THE TASK -
Scan the entries below for the word "JSON" and copy every line in which it occurs.

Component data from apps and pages

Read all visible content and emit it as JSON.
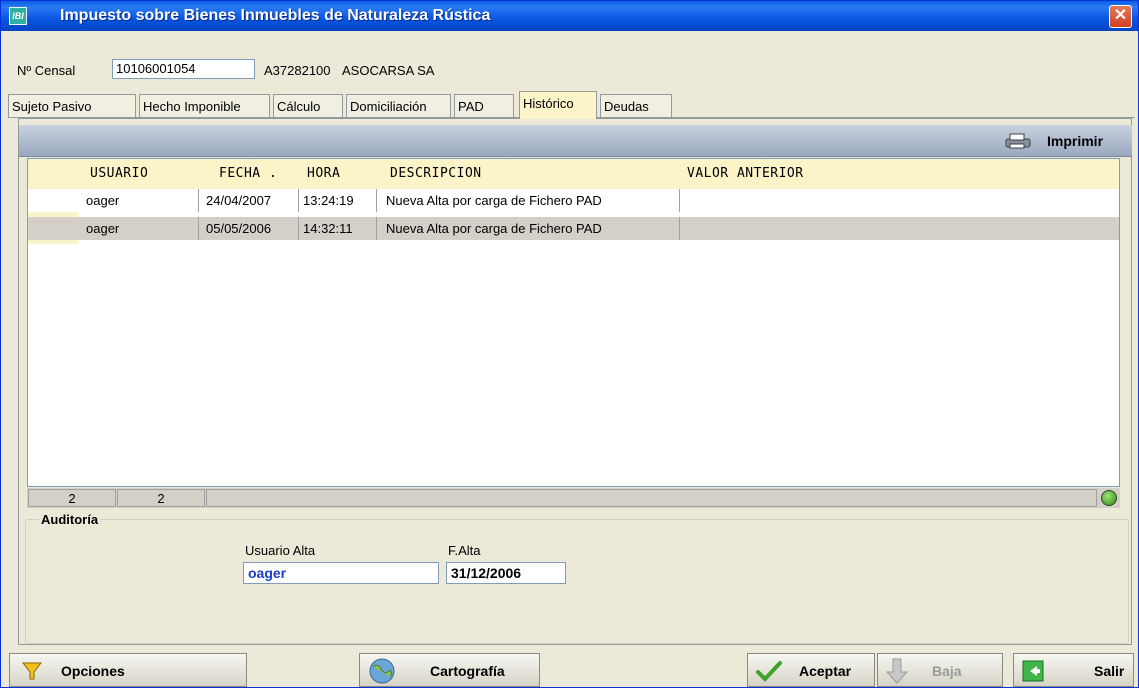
{
  "window": {
    "title": "Impuesto sobre Bienes Inmuebles de Naturaleza Rústica",
    "icon_text": "IBI"
  },
  "header": {
    "censal_label": "Nº Censal",
    "censal_value": "10106001054",
    "nif": "A37282100",
    "name": "ASOCARSA SA"
  },
  "tabs": [
    {
      "label": "Sujeto Pasivo",
      "active": false
    },
    {
      "label": "Hecho Imponible",
      "active": false
    },
    {
      "label": "Cálculo",
      "active": false
    },
    {
      "label": "Domiciliación",
      "active": false
    },
    {
      "label": "PAD",
      "active": false
    },
    {
      "label": "Histórico",
      "active": true
    },
    {
      "label": "Deudas",
      "active": false
    }
  ],
  "toolbar": {
    "print_label": "Imprimir"
  },
  "grid": {
    "columns": [
      "USUARIO",
      "FECHA .",
      "HORA",
      "DESCRIPCION",
      "VALOR ANTERIOR"
    ],
    "rows": [
      {
        "usuario": "oager",
        "fecha": "24/04/2007",
        "hora": "13:24:19",
        "descripcion": "Nueva Alta por carga de Fichero PAD",
        "valor_anterior": ""
      },
      {
        "usuario": "oager",
        "fecha": "05/05/2006",
        "hora": "14:32:11",
        "descripcion": "Nueva Alta por carga de Fichero PAD",
        "valor_anterior": ""
      }
    ]
  },
  "status": {
    "count1": "2",
    "count2": "2"
  },
  "auditoria": {
    "legend": "Auditoría",
    "usuario_alta_label": "Usuario Alta",
    "usuario_alta_value": "oager",
    "f_alta_label": "F.Alta",
    "f_alta_value": "31/12/2006"
  },
  "buttons": {
    "opciones": "Opciones",
    "cartografia": "Cartografía",
    "aceptar": "Aceptar",
    "baja": "Baja",
    "salir": "Salir"
  },
  "colors": {
    "grid_header": "#fbf4c8",
    "title_blue": "#0a5fe6",
    "field_value_blue": "#1a3cc8"
  }
}
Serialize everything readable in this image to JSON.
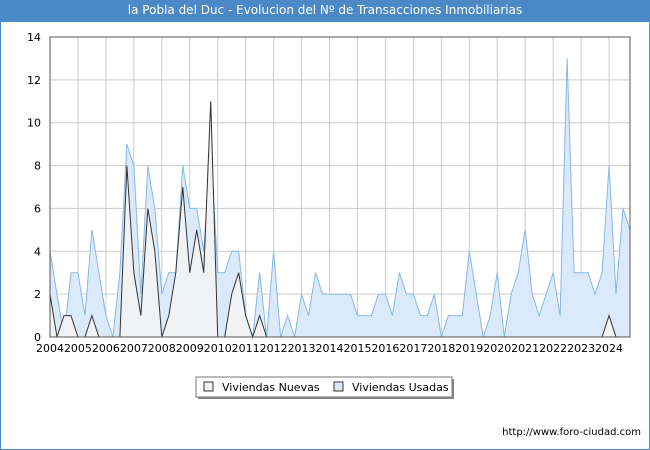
{
  "header": {
    "title": "la Pobla del Duc - Evolucion del Nº de Transacciones Inmobiliarias"
  },
  "footer": {
    "url": "http://www.foro-ciudad.com"
  },
  "colors": {
    "accent": "#4a88c6",
    "usadas_fill": "#dbeafb",
    "usadas_line": "#86b8e8",
    "nuevas_fill": "#f2f2f2",
    "nuevas_line": "#333333",
    "grid": "#cccccc"
  },
  "chart_data": {
    "type": "area",
    "title": "la Pobla del Duc - Evolucion del Nº de Transacciones Inmobiliarias",
    "xlabel": "",
    "ylabel": "",
    "x_range": [
      2004,
      2024.75
    ],
    "ylim": [
      0,
      14
    ],
    "y_ticks": [
      "0",
      "2",
      "4",
      "6",
      "8",
      "10",
      "12",
      "14"
    ],
    "x_tick_labels": [
      "2004",
      "2005",
      "2006",
      "2007",
      "2008",
      "2009",
      "2010",
      "2011",
      "2012",
      "2013",
      "2014",
      "2015",
      "2016",
      "2017",
      "2018",
      "2019",
      "2020",
      "2021",
      "2022",
      "2023",
      "2024"
    ],
    "grid": true,
    "legend_position": "bottom-center",
    "series": [
      {
        "name": "Viviendas Usadas",
        "x": [
          2004,
          2004.25,
          2004.5,
          2004.75,
          2005,
          2005.25,
          2005.5,
          2005.75,
          2006,
          2006.25,
          2006.5,
          2006.75,
          2007,
          2007.25,
          2007.5,
          2007.75,
          2008,
          2008.25,
          2008.5,
          2008.75,
          2009,
          2009.25,
          2009.5,
          2009.75,
          2010,
          2010.25,
          2010.5,
          2010.75,
          2011,
          2011.25,
          2011.5,
          2011.75,
          2012,
          2012.25,
          2012.5,
          2012.75,
          2013,
          2013.25,
          2013.5,
          2013.75,
          2014,
          2014.25,
          2014.5,
          2014.75,
          2015,
          2015.25,
          2015.5,
          2015.75,
          2016,
          2016.25,
          2016.5,
          2016.75,
          2017,
          2017.25,
          2017.5,
          2017.75,
          2018,
          2018.25,
          2018.5,
          2018.75,
          2019,
          2019.25,
          2019.5,
          2019.75,
          2020,
          2020.25,
          2020.5,
          2020.75,
          2021,
          2021.25,
          2021.5,
          2021.75,
          2022,
          2022.25,
          2022.5,
          2022.75,
          2023,
          2023.25,
          2023.5,
          2023.75,
          2024,
          2024.25,
          2024.5,
          2024.75
        ],
        "values": [
          4,
          2,
          0,
          3,
          3,
          1,
          5,
          3,
          1,
          0,
          3,
          9,
          8,
          2,
          8,
          6,
          2,
          3,
          3,
          8,
          6,
          6,
          4,
          9,
          3,
          3,
          4,
          4,
          1,
          0,
          3,
          0,
          4,
          0,
          1,
          0,
          2,
          1,
          3,
          2,
          2,
          2,
          2,
          2,
          1,
          1,
          1,
          2,
          2,
          1,
          3,
          2,
          2,
          1,
          1,
          2,
          0,
          1,
          1,
          1,
          4,
          2,
          0,
          1,
          3,
          0,
          2,
          3,
          5,
          2,
          1,
          2,
          3,
          1,
          13,
          3,
          3,
          3,
          2,
          3,
          8,
          2,
          6,
          5
        ]
      },
      {
        "name": "Viviendas Nuevas",
        "x": [
          2004,
          2004.25,
          2004.5,
          2004.75,
          2005,
          2005.25,
          2005.5,
          2005.75,
          2006,
          2006.25,
          2006.5,
          2006.75,
          2007,
          2007.25,
          2007.5,
          2007.75,
          2008,
          2008.25,
          2008.5,
          2008.75,
          2009,
          2009.25,
          2009.5,
          2009.75,
          2010,
          2010.25,
          2010.5,
          2010.75,
          2011,
          2011.25,
          2011.5,
          2011.75,
          2012,
          2012.25,
          2012.5,
          2012.75,
          2013,
          2013.25,
          2013.5,
          2013.75,
          2014,
          2014.25,
          2014.5,
          2014.75,
          2015,
          2015.25,
          2015.5,
          2015.75,
          2016,
          2016.25,
          2016.5,
          2016.75,
          2017,
          2017.25,
          2017.5,
          2017.75,
          2018,
          2018.25,
          2018.5,
          2018.75,
          2019,
          2019.25,
          2019.5,
          2019.75,
          2020,
          2020.25,
          2020.5,
          2020.75,
          2021,
          2021.25,
          2021.5,
          2021.75,
          2022,
          2022.25,
          2022.5,
          2022.75,
          2023,
          2023.25,
          2023.5,
          2023.75,
          2024,
          2024.25,
          2024.5,
          2024.75
        ],
        "values": [
          2,
          0,
          1,
          1,
          0,
          0,
          1,
          0,
          0,
          0,
          0,
          8,
          3,
          1,
          6,
          4,
          0,
          1,
          3,
          7,
          3,
          5,
          3,
          11,
          0,
          0,
          2,
          3,
          1,
          0,
          1,
          0,
          0,
          0,
          0,
          0,
          0,
          0,
          0,
          0,
          0,
          0,
          0,
          0,
          0,
          0,
          0,
          0,
          0,
          0,
          0,
          0,
          0,
          0,
          0,
          0,
          0,
          0,
          0,
          0,
          0,
          0,
          0,
          0,
          0,
          0,
          0,
          0,
          0,
          0,
          0,
          0,
          0,
          0,
          0,
          0,
          0,
          0,
          0,
          0,
          1,
          0,
          0,
          0
        ]
      }
    ]
  }
}
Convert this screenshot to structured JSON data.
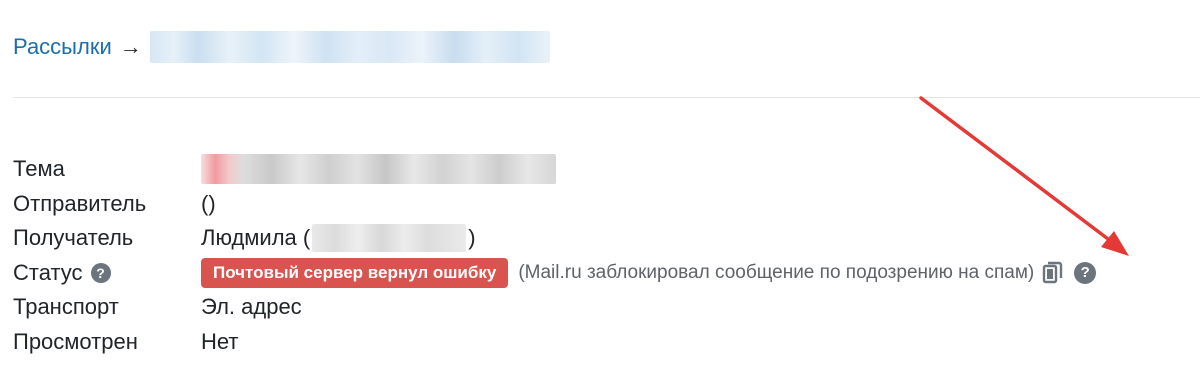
{
  "breadcrumb": {
    "root_label": "Рассылки",
    "arrow": "→"
  },
  "details": {
    "subject": {
      "label": "Тема"
    },
    "sender": {
      "label": "Отправитель",
      "value": "()"
    },
    "recipient": {
      "label": "Получатель",
      "name": "Людмила (",
      "close": ")"
    },
    "status": {
      "label": "Статус",
      "help": "?",
      "badge": "Почтовый сервер вернул ошибку",
      "badge_color": "#d9534f",
      "detail": "(Mail.ru заблокировал сообщение по подозрению на спам)",
      "help2": "?"
    },
    "transport": {
      "label": "Транспорт",
      "value": "Эл. адрес"
    },
    "viewed": {
      "label": "Просмотрен",
      "value": "Нет"
    }
  },
  "icons": {
    "copy": "copy-icon",
    "help": "question-circle-icon"
  },
  "annotation_color": "#e53935"
}
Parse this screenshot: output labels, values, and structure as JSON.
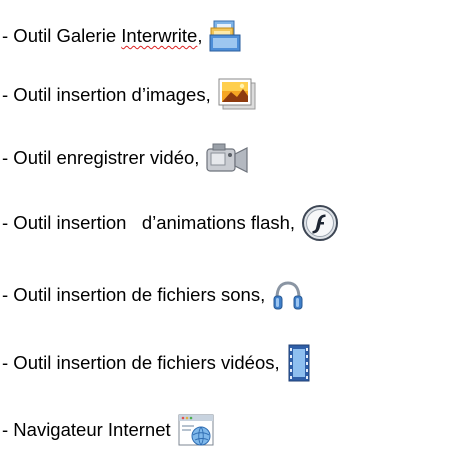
{
  "items": [
    {
      "prefix": "- Outil Galerie ",
      "emphasis": "Interwrite",
      "suffix": ",",
      "icon": "gallery-icon"
    },
    {
      "text": "- Outil insertion d’images,",
      "icon": "image-icon"
    },
    {
      "text": "- Outil enregistrer vidéo,",
      "icon": "video-camera-icon"
    },
    {
      "text": "- Outil insertion   d’animations flash,",
      "icon": "flash-icon"
    },
    {
      "text": "- Outil insertion de fichiers sons,",
      "icon": "headphones-icon"
    },
    {
      "text": "- Outil insertion de fichiers vidéos,",
      "icon": "film-strip-icon"
    },
    {
      "text": "- Navigateur Internet",
      "icon": "web-browser-icon"
    }
  ]
}
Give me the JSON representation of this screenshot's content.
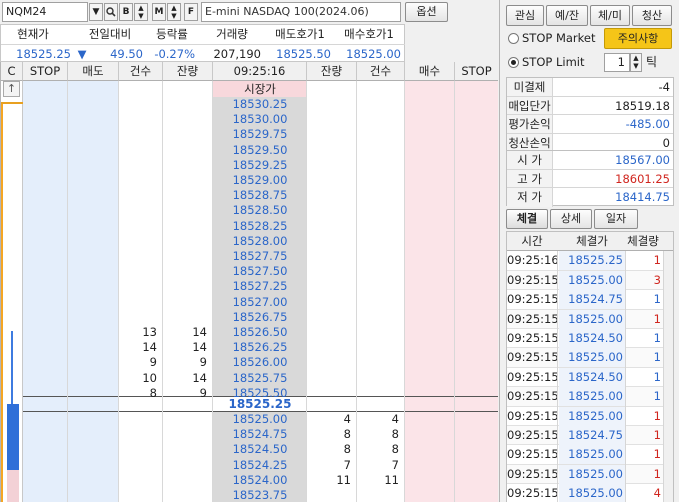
{
  "toolbar": {
    "symbol": "NQM24",
    "buttons": [
      "B",
      "M",
      "F"
    ],
    "product_name": "E-mini NASDAQ 100(2024.06)",
    "options_label": "옵션"
  },
  "info": {
    "headers": [
      "현재가",
      "전일대비",
      "등락률",
      "거래량",
      "매도호가1",
      "매수호가1"
    ],
    "values": {
      "current": "18525.25",
      "change_arrow": "▼",
      "change": "49.50",
      "rate": "-0.27%",
      "volume": "207,190",
      "ask1": "18525.50",
      "bid1": "18525.00"
    }
  },
  "grid": {
    "headers": [
      "C",
      "STOP",
      "매도",
      "건수",
      "잔량",
      "09:25:16",
      "잔량",
      "건수",
      "매수",
      "STOP"
    ],
    "scroll_up": "↑",
    "market_row": "시장가",
    "current_price": "18525.25",
    "sell_rows": [
      {
        "price": "18530.25",
        "count": "",
        "qty": ""
      },
      {
        "price": "18530.00",
        "count": "",
        "qty": ""
      },
      {
        "price": "18529.75",
        "count": "",
        "qty": ""
      },
      {
        "price": "18529.50",
        "count": "",
        "qty": ""
      },
      {
        "price": "18529.25",
        "count": "",
        "qty": ""
      },
      {
        "price": "18529.00",
        "count": "",
        "qty": ""
      },
      {
        "price": "18528.75",
        "count": "",
        "qty": ""
      },
      {
        "price": "18528.50",
        "count": "",
        "qty": ""
      },
      {
        "price": "18528.25",
        "count": "",
        "qty": ""
      },
      {
        "price": "18528.00",
        "count": "",
        "qty": ""
      },
      {
        "price": "18527.75",
        "count": "",
        "qty": ""
      },
      {
        "price": "18527.50",
        "count": "",
        "qty": ""
      },
      {
        "price": "18527.25",
        "count": "",
        "qty": ""
      },
      {
        "price": "18527.00",
        "count": "",
        "qty": ""
      },
      {
        "price": "18526.75",
        "count": "",
        "qty": ""
      },
      {
        "price": "18526.50",
        "count": "13",
        "qty": "14"
      },
      {
        "price": "18526.25",
        "count": "14",
        "qty": "14"
      },
      {
        "price": "18526.00",
        "count": "9",
        "qty": "9"
      },
      {
        "price": "18525.75",
        "count": "10",
        "qty": "14"
      },
      {
        "price": "18525.50",
        "count": "8",
        "qty": "9"
      }
    ],
    "buy_rows": [
      {
        "price": "18525.00",
        "qty": "4",
        "count": "4"
      },
      {
        "price": "18524.75",
        "qty": "8",
        "count": "8"
      },
      {
        "price": "18524.50",
        "qty": "8",
        "count": "8"
      },
      {
        "price": "18524.25",
        "qty": "7",
        "count": "7"
      },
      {
        "price": "18524.00",
        "qty": "11",
        "count": "11"
      },
      {
        "price": "18523.75",
        "qty": "",
        "count": ""
      }
    ]
  },
  "right_panel": {
    "top_buttons": [
      "관심",
      "예/잔",
      "체/미",
      "청산"
    ],
    "stop_market": "STOP Market",
    "stop_limit": "STOP Limit",
    "notice_label": "주의사항",
    "tick_value": "1",
    "tick_label": "틱",
    "position": [
      {
        "label": "미결제",
        "value": "-4",
        "color": "#222222"
      },
      {
        "label": "매입단가",
        "value": "18519.18",
        "color": "#222222"
      },
      {
        "label": "평가손익",
        "value": "-485.00",
        "color": "#2b66c9"
      },
      {
        "label": "청산손익",
        "value": "0",
        "color": "#222222"
      }
    ],
    "ohl": [
      {
        "label": "시 가",
        "value": "18567.00",
        "color": "#2b66c9"
      },
      {
        "label": "고 가",
        "value": "18601.25",
        "color": "#d0251e"
      },
      {
        "label": "저 가",
        "value": "18414.75",
        "color": "#2b66c9"
      }
    ],
    "tabs": [
      "체결",
      "상세",
      "일자"
    ],
    "trade_headers": [
      "시간",
      "체결가",
      "체결량"
    ],
    "trades": [
      {
        "time": "09:25:16",
        "price": "18525.25",
        "qty": "1",
        "color": "#d0251e"
      },
      {
        "time": "09:25:15",
        "price": "18525.00",
        "qty": "3",
        "color": "#d0251e"
      },
      {
        "time": "09:25:15",
        "price": "18524.75",
        "qty": "1",
        "color": "#2b66c9"
      },
      {
        "time": "09:25:15",
        "price": "18525.00",
        "qty": "1",
        "color": "#d0251e"
      },
      {
        "time": "09:25:15",
        "price": "18524.50",
        "qty": "1",
        "color": "#2b66c9"
      },
      {
        "time": "09:25:15",
        "price": "18525.00",
        "qty": "1",
        "color": "#2b66c9"
      },
      {
        "time": "09:25:15",
        "price": "18524.50",
        "qty": "1",
        "color": "#2b66c9"
      },
      {
        "time": "09:25:15",
        "price": "18525.00",
        "qty": "1",
        "color": "#2b66c9"
      },
      {
        "time": "09:25:15",
        "price": "18525.00",
        "qty": "1",
        "color": "#d0251e"
      },
      {
        "time": "09:25:15",
        "price": "18524.75",
        "qty": "1",
        "color": "#d0251e"
      },
      {
        "time": "09:25:15",
        "price": "18525.00",
        "qty": "1",
        "color": "#d0251e"
      },
      {
        "time": "09:25:15",
        "price": "18525.00",
        "qty": "1",
        "color": "#d0251e"
      },
      {
        "time": "09:25:15",
        "price": "18525.00",
        "qty": "4",
        "color": "#d0251e"
      }
    ]
  },
  "colors": {
    "sell_bg": "#e4eefb",
    "buy_bg": "#fbe4e8",
    "price_col_bg": "#d9d9d9",
    "market_bg": "#f8d8dc",
    "blue": "#2b66c9",
    "red": "#d0251e",
    "notice_bg": "#f5c518"
  }
}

EXERCISE OUTPUT -
Read all visible content and emit it as JSON.
Serialize everything readable in this image to JSON.
Convert this screenshot to structured JSON data.
Parse this screenshot: output labels, values, and structure as JSON.
Give me the JSON representation of this screenshot's content.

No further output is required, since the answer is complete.